No%20Twitter

For the past couple of days, The Confluence has been using Twitter to live-blog the riots in Iran following an election that was most likely rigged (see here, here and here). Several newspapers have taken note of the rise of new media real-time coverage of the Iranian situation and the criticism of cable news outlets by Americans seeking information about events on the ground in Iran.

From The New York Times:

Cable news normally serves as the front line for breaking news, but the channels largely took the weekend off as Tehran exploded in protests after Iran’s presidential election.

The performance of the American cable news, especially CNN, spawned an online protest by thousands on Saturday and Sunday, showing that viewers can try to pressure news organizations about their coverage in real time via the Internet.
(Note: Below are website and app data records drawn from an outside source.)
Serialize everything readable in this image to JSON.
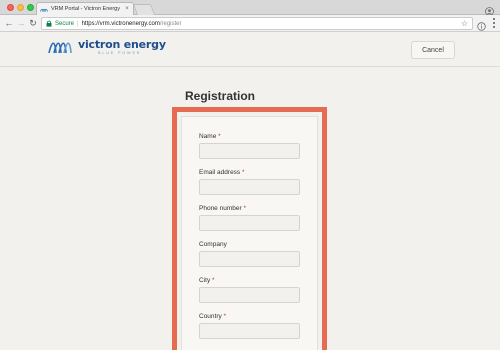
{
  "browser": {
    "tab_title": "VRM Portal - Victron Energy",
    "tab_close": "×",
    "secure_label": "Secure",
    "url_main": "https://vrm.victronenergy.com",
    "url_path": "/register",
    "icons": [
      "back-arrow-icon",
      "forward-arrow-icon",
      "reload-icon",
      "lock-icon",
      "star-icon",
      "info-icon",
      "menu-icon",
      "profile-icon"
    ]
  },
  "header": {
    "logo_name": "victron energy",
    "logo_tagline": "BLUE POWER",
    "cancel_label": "Cancel"
  },
  "page": {
    "title": "Registration"
  },
  "form": {
    "fields": [
      {
        "label": "Name",
        "required": "*",
        "value": ""
      },
      {
        "label": "Email address",
        "required": "*",
        "value": ""
      },
      {
        "label": "Phone number",
        "required": "*",
        "value": ""
      },
      {
        "label": "Company",
        "required": "",
        "value": ""
      },
      {
        "label": "City",
        "required": "*",
        "value": ""
      },
      {
        "label": "Country",
        "required": "*",
        "value": ""
      }
    ]
  },
  "colors": {
    "highlight": "#e56b52",
    "brand_blue": "#1e4e8c",
    "secure_green": "#0b8043",
    "required_red": "#c0392b"
  }
}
Fox News Channel and MSNBC also were said to have covered the protests in limited ways.

For the record, MSNBC ran their usual reruns of true crime programs on Saturday. Continue reading